- Ambient Occlusion – Since Cinema 4D Lite does not include any advanced render options or shaders, there is no ambient occlusion. You will have to mimic this like we did back in the old days using light domes or other techniques like abusing Fresnel shaders. Element 3D does have SSAO (screen space ambient occlusion), which as the name implies is a 2D effect based on the internal depth map and a few other parameters. The downside is that it only looks good with very “deep” scenes that have enough separation between objects, but those objects also have to visually overlap to actually produce the occlusion effect.
- Fog – Both programs allow to produce a basic Z-buffer fog, that is objects fade away with distance against a color. In addition, Element 3D has introduced the World Position render output in v1.6 that can be used to produce height-based fog or similar effects based on a fixed position of the fog.
- Depth of Field – Undoubtedly the one thing that benefits most from being able to adjust it in realtime is DOF. Anyone who has ever struggled with finding a focal range will appreciate the interactive feedback in Element 3D. It even offers different methods to calculate the blur. The only thing that is missing is Bokeh with proper iris shapes. Cineware can not render any of this live. You have to use the depth pass and apply a post effect.

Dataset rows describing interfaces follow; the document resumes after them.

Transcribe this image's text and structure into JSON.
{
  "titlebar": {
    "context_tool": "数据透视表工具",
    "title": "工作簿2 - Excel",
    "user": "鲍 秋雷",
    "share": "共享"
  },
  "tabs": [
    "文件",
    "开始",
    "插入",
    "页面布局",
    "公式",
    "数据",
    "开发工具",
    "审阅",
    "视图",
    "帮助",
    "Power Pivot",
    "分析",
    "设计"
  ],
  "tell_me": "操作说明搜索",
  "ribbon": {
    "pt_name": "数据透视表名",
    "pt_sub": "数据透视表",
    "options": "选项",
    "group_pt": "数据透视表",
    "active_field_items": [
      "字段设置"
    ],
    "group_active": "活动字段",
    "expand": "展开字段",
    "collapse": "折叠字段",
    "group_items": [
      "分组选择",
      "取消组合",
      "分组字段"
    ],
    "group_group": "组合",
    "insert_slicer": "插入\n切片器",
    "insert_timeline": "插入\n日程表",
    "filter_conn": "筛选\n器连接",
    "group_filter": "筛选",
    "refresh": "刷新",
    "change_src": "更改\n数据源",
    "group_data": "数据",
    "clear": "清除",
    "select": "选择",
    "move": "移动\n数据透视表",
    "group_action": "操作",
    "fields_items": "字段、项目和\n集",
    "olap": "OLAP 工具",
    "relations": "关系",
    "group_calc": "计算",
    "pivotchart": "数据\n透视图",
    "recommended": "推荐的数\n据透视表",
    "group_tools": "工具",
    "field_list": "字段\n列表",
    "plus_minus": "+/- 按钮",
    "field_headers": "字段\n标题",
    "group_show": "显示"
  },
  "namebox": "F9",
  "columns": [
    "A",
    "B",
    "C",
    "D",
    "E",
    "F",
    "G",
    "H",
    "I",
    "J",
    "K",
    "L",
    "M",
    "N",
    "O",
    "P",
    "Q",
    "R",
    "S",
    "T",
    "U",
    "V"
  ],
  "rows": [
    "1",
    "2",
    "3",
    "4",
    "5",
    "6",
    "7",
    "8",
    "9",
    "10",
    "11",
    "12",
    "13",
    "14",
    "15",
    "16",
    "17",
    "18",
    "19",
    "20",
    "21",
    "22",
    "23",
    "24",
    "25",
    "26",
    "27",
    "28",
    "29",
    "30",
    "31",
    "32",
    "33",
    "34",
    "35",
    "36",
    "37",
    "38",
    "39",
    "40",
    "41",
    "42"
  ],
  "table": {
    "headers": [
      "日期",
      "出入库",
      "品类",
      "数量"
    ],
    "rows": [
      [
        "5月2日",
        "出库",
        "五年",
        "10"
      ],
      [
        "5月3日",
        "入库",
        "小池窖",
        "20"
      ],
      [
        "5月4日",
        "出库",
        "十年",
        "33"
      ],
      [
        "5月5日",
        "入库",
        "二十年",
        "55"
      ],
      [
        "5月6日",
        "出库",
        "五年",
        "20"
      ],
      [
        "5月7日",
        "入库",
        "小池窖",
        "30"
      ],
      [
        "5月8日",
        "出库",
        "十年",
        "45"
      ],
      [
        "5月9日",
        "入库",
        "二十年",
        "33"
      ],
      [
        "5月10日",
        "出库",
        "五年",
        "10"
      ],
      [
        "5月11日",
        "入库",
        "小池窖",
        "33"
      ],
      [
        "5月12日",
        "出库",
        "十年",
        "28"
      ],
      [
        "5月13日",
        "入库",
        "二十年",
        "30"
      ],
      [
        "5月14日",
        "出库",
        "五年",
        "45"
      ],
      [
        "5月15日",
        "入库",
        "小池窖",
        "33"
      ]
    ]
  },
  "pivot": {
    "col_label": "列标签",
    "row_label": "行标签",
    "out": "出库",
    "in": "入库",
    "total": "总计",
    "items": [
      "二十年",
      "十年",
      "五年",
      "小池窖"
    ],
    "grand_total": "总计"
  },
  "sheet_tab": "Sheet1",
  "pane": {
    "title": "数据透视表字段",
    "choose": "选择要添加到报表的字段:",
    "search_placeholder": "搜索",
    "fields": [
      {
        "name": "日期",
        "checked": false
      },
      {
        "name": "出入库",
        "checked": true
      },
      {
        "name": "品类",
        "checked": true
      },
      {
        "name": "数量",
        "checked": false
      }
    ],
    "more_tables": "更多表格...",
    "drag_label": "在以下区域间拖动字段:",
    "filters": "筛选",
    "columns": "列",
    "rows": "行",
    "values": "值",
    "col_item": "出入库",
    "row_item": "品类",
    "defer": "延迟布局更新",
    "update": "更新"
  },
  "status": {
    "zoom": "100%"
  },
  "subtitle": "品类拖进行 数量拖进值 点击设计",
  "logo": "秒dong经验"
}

- Cameras – Both plug-ins respond to the composition camera. In addition, you can use the scene camera in Cineware that must not match that composition camera. Element 3D does not have a built-in alternate camera and requires a composition camera to allow proper viewing and moving in the scene.
- Lights – Here the situation is reversed. Element 3D will respond to composition lights while Cineware will not. All lights must be defined in the 3D scene therefore. They can be extracted to the composition to sync them with other stuff, though. Due to the limitations in OpenGL, the number of lights you can use in Element 3D will be determined by your graphics hardware whereas of course they is unlimited in the other tool, it being a software-only solution.
- Creation of Nulls – Additional Null layers can be created in both effects. This can be useful fo adding particle effects or using expressions that reference those Nulls. In Cinema 4D Lite the process is a bit more controllable since you work on real units and not just pixels.
- Render Passes – Finally, when it comes to the options for output, both tools offer pretty much the same options and workflow. Either of them requires to use multiple duplicate layers of the same scene with different outputs set and they offer pretty much the same output channels. The Cineware workflow is a bit more streamlined, since all outputs will reference the same scene and will automatically reflect any changes. In Element 3D you would have to delete the duplicates, change your scene and then clone the layer again, setting the outputs. This could of course be automated with a script like Elementary and expressions to avoid some of the redundant work.
So which one wins? The definitive answer is – neither. The simple truth here is that if you have already Element 3D and are happy with it, you probably won’t get too much new out of Cineware beyond finally having a “free” program to create your own C4D files. If, like me, you are working on stuff that is way beyond the capabilities of either tool, you will mostly pass over both tools, with the exception of the occasional text treatment or decorative background animation perhaps. For all the rest Cinema 4D Lite and Cineware will be an okay-ish starting point in the world of 3D, but quickly leave you wishing for more and the funny thing is, that a lot of that will probably have to do with its non-realtimeness and stripped down feature set that Element 3D can match or even surpass in some areas despite being “just a OpenGL renderer”.